Choices for planning but only one answer
Housing is one of our biggest problems and frankly no one is getting to grips with it.
We stopped building enough homes in the 1970s, after which Right-to-Buy undermined both the financial model for building council housing and the schemes council investment enabled. We’re living longer lives in smaller households, so regardless of what happens with freedom of movement we’re still going to need many more houses. Failure of supply to keep pace with demand means that not only are there too few homes to go around but, as people outbid one another, higher prices.
Every week some new initiative is announced to get us building, yet nothing of the scale we need. We were promised that the Housing White Paper would deliver that change and I’m reliably informed the draft paper was everything which was promised, only for all its actual substance to be gutted by Number 10 worried a mass-building programme would play badly in the Tory shires.
The failure is the planning system itself. Land is the most critical component in housing delivery and our system encourages shortages by only allocating the hare minimum sites in each area for development. So developers then outbid one another for the land, working out what they can sell the units for and subtracting their costs and profit margin to produce their bid. This means from the start our system assumes homes will be sold for the maximum possible price. Worse still, if they pay too much the planning system allows them to avoid local requirements for affordable housing and infrastructure on the grounds of ‘viability’, the housing equivalent of saying you’ve spent too much money so we’ll let you off your income tax.
There two solutions. One, get rid of Planning and let developers build whatever they want wherever they want, prices would certainly drop but everyone would suffer from badly designed localities.
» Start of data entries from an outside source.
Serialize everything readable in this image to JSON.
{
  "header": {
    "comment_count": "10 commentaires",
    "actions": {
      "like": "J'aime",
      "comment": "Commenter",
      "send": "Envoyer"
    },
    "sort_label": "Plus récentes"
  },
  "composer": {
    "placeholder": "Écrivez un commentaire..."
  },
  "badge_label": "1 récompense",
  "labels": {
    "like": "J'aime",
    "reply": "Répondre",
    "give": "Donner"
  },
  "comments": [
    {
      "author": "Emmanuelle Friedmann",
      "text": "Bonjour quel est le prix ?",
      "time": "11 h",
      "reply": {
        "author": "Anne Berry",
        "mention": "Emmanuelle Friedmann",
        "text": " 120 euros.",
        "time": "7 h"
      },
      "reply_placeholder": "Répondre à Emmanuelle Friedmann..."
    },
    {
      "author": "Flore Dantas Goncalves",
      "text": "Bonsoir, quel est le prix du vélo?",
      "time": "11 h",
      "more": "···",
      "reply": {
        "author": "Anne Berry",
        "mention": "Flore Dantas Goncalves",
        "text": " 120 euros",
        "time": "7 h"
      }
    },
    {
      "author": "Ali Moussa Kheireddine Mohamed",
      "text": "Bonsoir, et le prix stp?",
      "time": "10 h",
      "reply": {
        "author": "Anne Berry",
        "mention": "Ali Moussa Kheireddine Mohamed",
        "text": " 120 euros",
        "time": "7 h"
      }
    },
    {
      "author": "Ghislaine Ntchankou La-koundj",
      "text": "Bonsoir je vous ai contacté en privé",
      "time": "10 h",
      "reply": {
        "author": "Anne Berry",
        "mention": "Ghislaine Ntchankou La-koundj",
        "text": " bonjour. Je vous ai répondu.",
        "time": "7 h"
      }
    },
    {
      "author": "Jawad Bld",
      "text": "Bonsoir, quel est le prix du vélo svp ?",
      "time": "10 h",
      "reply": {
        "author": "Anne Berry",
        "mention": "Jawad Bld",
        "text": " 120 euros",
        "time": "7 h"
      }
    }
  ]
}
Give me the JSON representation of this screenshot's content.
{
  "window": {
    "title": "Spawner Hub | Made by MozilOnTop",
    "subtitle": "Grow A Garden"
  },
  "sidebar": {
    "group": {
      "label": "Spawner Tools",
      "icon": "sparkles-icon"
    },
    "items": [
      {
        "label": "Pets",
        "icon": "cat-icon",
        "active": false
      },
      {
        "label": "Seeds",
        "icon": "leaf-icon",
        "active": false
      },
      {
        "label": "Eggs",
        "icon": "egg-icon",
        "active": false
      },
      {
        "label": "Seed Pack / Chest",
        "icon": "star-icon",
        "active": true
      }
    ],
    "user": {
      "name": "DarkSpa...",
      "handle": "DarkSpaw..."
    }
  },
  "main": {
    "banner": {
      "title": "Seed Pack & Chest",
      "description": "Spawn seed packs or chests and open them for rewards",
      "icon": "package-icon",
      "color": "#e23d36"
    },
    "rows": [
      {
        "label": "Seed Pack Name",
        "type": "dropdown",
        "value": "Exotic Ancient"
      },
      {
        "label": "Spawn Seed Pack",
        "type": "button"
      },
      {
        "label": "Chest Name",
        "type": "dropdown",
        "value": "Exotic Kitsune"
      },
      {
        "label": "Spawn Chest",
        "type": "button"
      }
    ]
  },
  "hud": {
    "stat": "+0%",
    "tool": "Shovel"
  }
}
Two, look to Crawley’s history, another centrally-driven programme of New Town building, buying land at agricultural prices and building out whole communities with the infrastructure they need. Both would work, but I know which one I’d rather see.